Running Integrity-tests

To run the integrity-test it's assumed you have a running FTP server and JMS broker.


The JMS broker should be setup with a broker where username 'controlRole' and password 'R_D' is assigned and run on port 7676.

Excluded tests

We have a system for excluding unit tests from execution when they either depend on external issues or belong to code that is still under development. This prevents the unit test suite from being 'polluted' by tests that are not yet expected to work. A test can be excluded by using the `dk.netarkivet.testutils.runningAs` method:


In order to avoid excessive exclusion, it is a good idea to generate a list of which exclusions are in place by grepping for 'testutils.runningAs' in the source. At release time, only exclusions stemming from problems that cannot be solved yet and that are not blocking the release should be in place.

Private methods

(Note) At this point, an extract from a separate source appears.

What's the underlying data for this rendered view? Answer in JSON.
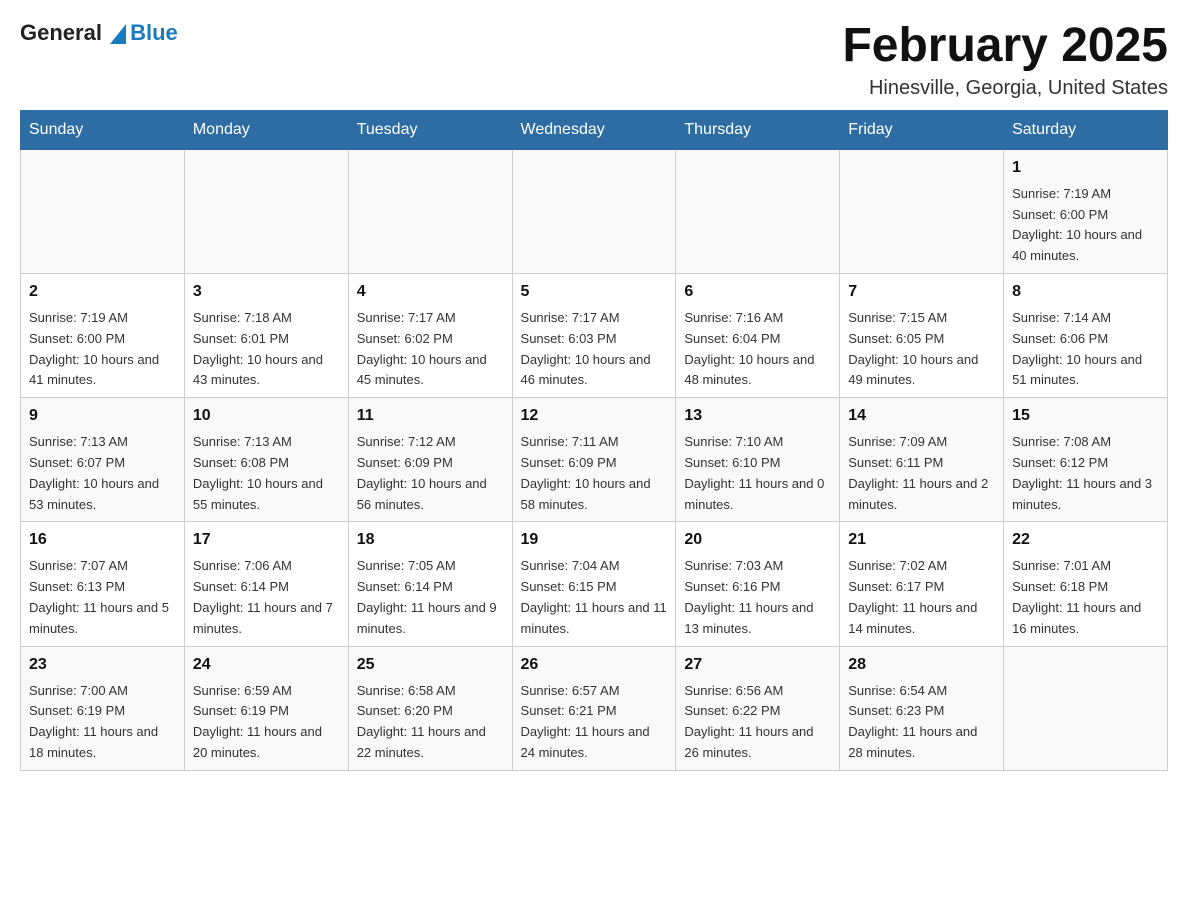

Private methods are just as deserving as public methods of being tested, but due to Java's lack of a "friend" concept, they cannot be directly accessed from other classes. Instead, we have a utility class `ReflectUtils` that provides methods for accessing private methods as well as private fields (for easier setup). An example of using reflection for tests could be:

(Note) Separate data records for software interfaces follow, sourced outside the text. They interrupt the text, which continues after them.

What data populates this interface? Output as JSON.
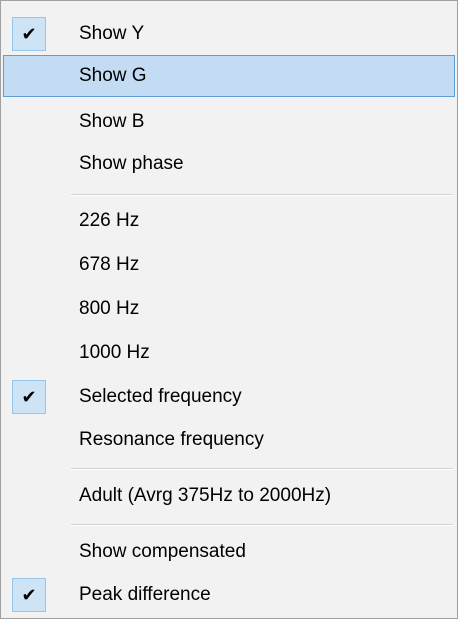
{
  "menu": {
    "items": [
      {
        "label": "Show Y",
        "checked": true,
        "highlighted": false
      },
      {
        "label": "Show G",
        "checked": false,
        "highlighted": true
      },
      {
        "label": "Show B",
        "checked": false,
        "highlighted": false
      },
      {
        "label": "Show phase",
        "checked": false,
        "highlighted": false
      },
      {
        "label": "226 Hz",
        "checked": false,
        "highlighted": false
      },
      {
        "label": "678 Hz",
        "checked": false,
        "highlighted": false
      },
      {
        "label": "800 Hz",
        "checked": false,
        "highlighted": false
      },
      {
        "label": "1000 Hz",
        "checked": false,
        "highlighted": false
      },
      {
        "label": "Selected frequency",
        "checked": true,
        "highlighted": false
      },
      {
        "label": "Resonance frequency",
        "checked": false,
        "highlighted": false
      },
      {
        "label": "Adult (Avrg 375Hz to 2000Hz)",
        "checked": false,
        "highlighted": false
      },
      {
        "label": "Show compensated",
        "checked": false,
        "highlighted": false
      },
      {
        "label": "Peak difference",
        "checked": true,
        "highlighted": false
      }
    ],
    "check_glyph": "✔",
    "colors": {
      "background": "#f2f2f2",
      "highlight": "#c3dcf3",
      "highlight_border": "#5f9fd8",
      "check_background": "#cde4f7"
    }
  }
}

Code Block
    hc = HarvestController.getInstance();
    Field arcRepController = ReflectUtils.getPrivateField(hc.getClass(),"arcRepController");
    final List<File> stored = new ArrayList<File>();
    arcRepController.set(hc, new MockupJMSArcRepositoryClient(stored));
    Method uploadFiles = ReflectUtils.getPrivateMethod(hc.getClass(), "uploadFiles", List.class);
    uploadFiles.invoke(hc, list(TestInfo.CDX_FILE, TestInfo.ARC_FILE2);
    assertEquals("Should have exactly two files uploaded", 2, stored.size()); // Set as sideeffect by mockup

JUnit assertions

JUnit comes with a base package of useful assertions, but we have over time crystallized out more assertions. These all live in the ~+`dk.netarkivet.testutils`+~ package, which is placed together with the tests. Along with a number of miscellaneous support utilities and mock-ups (described below), there are the following new asserts in the testutils package:

ClassAsserts:: The assertions in here (`assertHasFactoryMethod`, `assertSingleton`, and `assertPrivateConstructor`) pertains mainly to singleton objects, of which there is a small handful in the system. The `assertEquals` method tests via reflection that the `equals` method obeys the requirements from `Object.equals`.
CollectionAsserts:: The `assertIteratorEquals` and `assertListEquals` methods provide more detailed messages about differences in iterators and lists than just doing `equals`. The `assertIteratorNamedEquals` is for specific use by `HarvestDefinitionDAOTester`.
FileAsserts:: These methods help inspecting test results that reside in files. The `assertFileNumberOfLines` method checks the number of lines in a file without holding the whole file in memory. The other methods are utility methods that provide more informative error messages for tests of whether files contain strings or match regular expressions.
MessageAsserts:: The one assert method here checks the generic JMS message class !NetarkivetMessage for whether a reply was successful and outputs the error message from it if not.
StringAsserts:: The three utility methods here are similar to those of `FileAsserts` in that the provide better error messages for string/regexp matching.
XmlAsserts:: These assertions help test XML structures. The `assertElementHasAttribute` and `assertElementHasNotAttribute` check for the presence of a given attribute and whether it does or does not have a given text. Similarly, the `assertNoNodeWithXPath` and `assertNodeWithXPath` methods test whether or not a node exists in a document corresponding to a particular XPath string, and the `assertNodeTextInXPath` checks if an existing node contains a specific test.


As using objects in their normal contexts became more and more difficult in an increasingly complex system, we turned to [[|mock objects]] to simplify unit tests. Additionally, we have standardized some of our most common set-up/tear-down procedures into objects of their own. An examples of how we are using this can be seen in the test class ~+``+~ and the tests found in the test package ~+`dk.netarkivet.harvester.webinterface`+~.